It’s easy to ask God how he could have allowed the Holocaust to happen. But the real struggle – or question we wrestle with today is --- how do we do everything possible to prevent anything like it from happening in the future? Currently, hundreds of thousands of people are being slaughtered in Darfur. Isn’t this also a Holocaust? Why? For what reason? It’s 2009, not 1939! We should all wrestle with those questions for a while. . . . . . .
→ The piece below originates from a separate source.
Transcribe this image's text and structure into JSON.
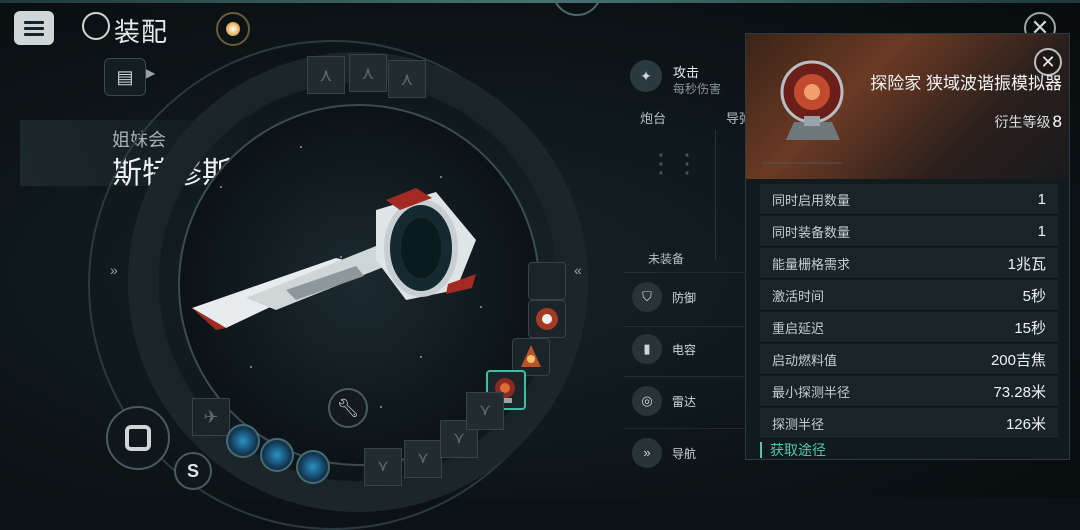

There are about 70 different ethnic groups in Darfur. If you’re in the wrong ethnic group – what happens?? Should you and your family be slaughtered?? I surely don’t think so. How can something like this be happening today? We, as Jews, know all too well about being targeted for torture and death because of our religious beliefs. What can be done to stop this? ………………..
That’s what becoming a Bat Mitzvah is all about, It’s not about just thinking of the answers, it’s about taking decisive actions and living them every day.

One way we do this is through our Mitzvah projects. My project was to create a living piece of history for the Jewish Historical Society of Stamford and Temple Beth El. I copied, organized and catalogued the dedication plaques from the old prayer books, in some cases the Temple’s original prayer books, before they were recently replaced with more modern books. You know, the one where the prayers include the women, too, such as Rachel and Leah. This catalogue immortalizes many of the Temple Beth El congregants that came before us and without whose efforts we may not be celebrating my Bat Mitzvah in this beautiful sanctuary tonight – and that – is a concept even I can grasp!!

No comments: